Stephanas, Fortunatus, and Achaicus?
Who are these guys? Can you name the book, chapter, and verse in the Bible where they can be found? How about just the book? If I were to ask you of Noah, or Moses, or Elijah; perhaps you could tell me their story. What about Abraham, Isaac, and Jacob? You know Joseph, interpreter of dreams, Joshua, conqueror of Canaan, and perhaps even Jonah, in the belly of the great fish. We know their stories, and they are stories of recognition, but what about these three men: Stephanas, Fortunatus, and Achaicus?
There’s an old proverb: Bad news travels fast. And while that is a very true proverb, it is certainly not limited to just bad news; any titillating, tantalizing, scandalous talk and/or travail travels at tremendous tempo. The six o’clock news is filled with mostly what? Bad NEWS! There is not a lot of gossip devoted to wholesome things. Stories of goodwill and man helping man don’t seem to occupy the front pages of newspapers much. Anyone, and anything, that can be brought down is brought down, as the other old proverb goes: “People love to watch the train wreck”.
Unfortunately, many times this same sort of behavior carries over into the local church. Many brethren can become consumed with gossip. They can be discouraged by stories they hear of fellow brethren who are not living, or being the example they should, or perhaps even just contributing to the building up of the body as they should. So many times brethren become distracted by the negative that they see, or the negative that they hear, or even that they “feel”, and as a result, their eyes of faith are blinded to the goodness that surrounds them from faithful brethren. They become pessimistic, cynical, and/or saddened (burdened) that not everyone is as they should be.

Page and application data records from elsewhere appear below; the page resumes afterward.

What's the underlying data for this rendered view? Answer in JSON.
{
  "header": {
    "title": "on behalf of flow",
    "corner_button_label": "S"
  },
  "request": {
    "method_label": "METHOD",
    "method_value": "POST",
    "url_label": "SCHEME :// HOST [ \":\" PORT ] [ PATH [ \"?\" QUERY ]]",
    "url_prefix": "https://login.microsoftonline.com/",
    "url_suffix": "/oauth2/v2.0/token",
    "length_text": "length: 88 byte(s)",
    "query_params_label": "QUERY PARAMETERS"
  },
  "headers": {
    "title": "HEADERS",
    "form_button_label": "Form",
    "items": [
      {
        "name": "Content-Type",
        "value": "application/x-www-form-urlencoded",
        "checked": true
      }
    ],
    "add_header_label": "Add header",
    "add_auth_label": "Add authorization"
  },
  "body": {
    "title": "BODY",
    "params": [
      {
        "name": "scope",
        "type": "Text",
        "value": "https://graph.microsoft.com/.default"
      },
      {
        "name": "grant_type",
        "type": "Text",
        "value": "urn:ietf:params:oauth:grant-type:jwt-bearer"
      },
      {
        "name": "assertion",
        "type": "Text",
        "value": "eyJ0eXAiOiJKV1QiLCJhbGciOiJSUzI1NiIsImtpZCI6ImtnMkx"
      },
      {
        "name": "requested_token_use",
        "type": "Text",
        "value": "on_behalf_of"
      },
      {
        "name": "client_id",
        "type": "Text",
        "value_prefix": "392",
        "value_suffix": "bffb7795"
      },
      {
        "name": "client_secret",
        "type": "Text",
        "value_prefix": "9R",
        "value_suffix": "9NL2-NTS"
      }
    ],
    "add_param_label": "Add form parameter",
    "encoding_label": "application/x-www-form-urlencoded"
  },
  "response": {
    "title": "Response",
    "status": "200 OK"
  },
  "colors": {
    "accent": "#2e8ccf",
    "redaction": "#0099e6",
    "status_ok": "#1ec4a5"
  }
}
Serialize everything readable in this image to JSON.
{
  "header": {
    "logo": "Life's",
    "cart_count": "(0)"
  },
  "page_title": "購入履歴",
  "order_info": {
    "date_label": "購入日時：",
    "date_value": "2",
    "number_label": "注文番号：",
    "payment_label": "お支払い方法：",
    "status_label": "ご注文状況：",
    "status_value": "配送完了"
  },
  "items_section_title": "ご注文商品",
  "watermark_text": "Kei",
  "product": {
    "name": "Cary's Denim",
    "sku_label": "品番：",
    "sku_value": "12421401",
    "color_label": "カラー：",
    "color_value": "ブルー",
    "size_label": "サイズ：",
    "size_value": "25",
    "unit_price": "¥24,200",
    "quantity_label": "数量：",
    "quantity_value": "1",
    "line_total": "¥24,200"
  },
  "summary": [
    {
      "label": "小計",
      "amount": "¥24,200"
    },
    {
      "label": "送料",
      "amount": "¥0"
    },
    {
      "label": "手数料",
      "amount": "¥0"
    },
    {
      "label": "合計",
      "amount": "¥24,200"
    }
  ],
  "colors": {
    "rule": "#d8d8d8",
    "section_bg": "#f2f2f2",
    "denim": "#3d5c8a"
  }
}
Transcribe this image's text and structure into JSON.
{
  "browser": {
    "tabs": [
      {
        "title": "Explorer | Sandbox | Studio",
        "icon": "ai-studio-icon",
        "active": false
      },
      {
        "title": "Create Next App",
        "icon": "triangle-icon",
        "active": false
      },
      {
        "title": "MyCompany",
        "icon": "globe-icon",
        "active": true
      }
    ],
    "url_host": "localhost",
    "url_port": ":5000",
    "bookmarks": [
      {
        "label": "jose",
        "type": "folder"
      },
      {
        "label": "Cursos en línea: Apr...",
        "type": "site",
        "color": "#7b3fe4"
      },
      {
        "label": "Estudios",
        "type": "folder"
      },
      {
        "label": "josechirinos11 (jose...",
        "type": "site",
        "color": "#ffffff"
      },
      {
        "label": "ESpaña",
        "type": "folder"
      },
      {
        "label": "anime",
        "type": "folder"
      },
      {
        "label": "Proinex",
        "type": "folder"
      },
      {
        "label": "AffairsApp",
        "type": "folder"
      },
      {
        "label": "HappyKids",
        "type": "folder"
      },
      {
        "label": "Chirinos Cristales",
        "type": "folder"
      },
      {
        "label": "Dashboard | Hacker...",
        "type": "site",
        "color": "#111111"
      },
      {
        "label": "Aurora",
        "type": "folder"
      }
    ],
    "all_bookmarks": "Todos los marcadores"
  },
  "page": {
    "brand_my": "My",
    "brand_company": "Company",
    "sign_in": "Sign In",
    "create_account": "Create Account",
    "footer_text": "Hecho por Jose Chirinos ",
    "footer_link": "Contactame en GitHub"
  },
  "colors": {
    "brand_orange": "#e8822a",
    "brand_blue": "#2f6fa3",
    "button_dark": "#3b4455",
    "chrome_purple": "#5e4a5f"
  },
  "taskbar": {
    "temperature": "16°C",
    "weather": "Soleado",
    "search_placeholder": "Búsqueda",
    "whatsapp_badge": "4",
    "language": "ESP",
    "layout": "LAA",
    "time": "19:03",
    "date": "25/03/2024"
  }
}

When you look at the Corinth church, that might be a great example. How many times have we heard of the troubles at Corinth? Division of who baptized who, division over eating of food, and who can forget… a man having relations with his father’s wife!!! “What is the point?” “Why be a part of the church?” “No one and nothing is as it should be!” But THAT is the deception. In the midst of great turmoil, division, and uncertainty, there ARE brethren of faith. There ARE brethren of faithfulness! “I was glad when Stephanas, Fortunatus, and Achaicus arrived… for they refreshed my (Paul) spirit and yours also.” (I Cor. 16:17) These were men of great faithfulness in the midst of a struggling church (Corinth). While the church had problems, not all was lost.
How many times do you look around the church and look at all the positive? The truth is, because of the humility of brethren, you are likely to be UNAWARE of MANY good and great things brethren are doing for one another and service to the Lord! I once talked to a man who was discouraged by “the church” because he said he didn’t see anyone doing anything. I began to go down the membership roll (as I could remember) and name brother after sister after brother in Christ who had done deeds of kindness and service that he was completely unaware of; GREAT brethren doing GREAT things for the Lord, and he was completely unaware. He had become cynical; he had become the source of discouragement to others by not being faithful, because he did not have the heart to be involved in seeing the good that surrounded him – the good from his brethren, and his blessings in Christ Jesus.
Every church has their Stephanas, Fortunatus, and/or Achaicus. They can be, and they SHOULD be, you and me. Brethren of work and service who strive to do, not EVERYTHING, but what… they…. can! These are brethren of honor and respect. These are our beloved; those whom we can put our faith and trust in, and they will not let us down. They are those who build us up and strengthen us, as we open our eyes to see their good works, and glorify the name of God. As Paul said of his beloved three, “Such men deserve recognition”. (I Corinthians. 16:18) Amen. And may we strive to be such people… to the praise and glory of God.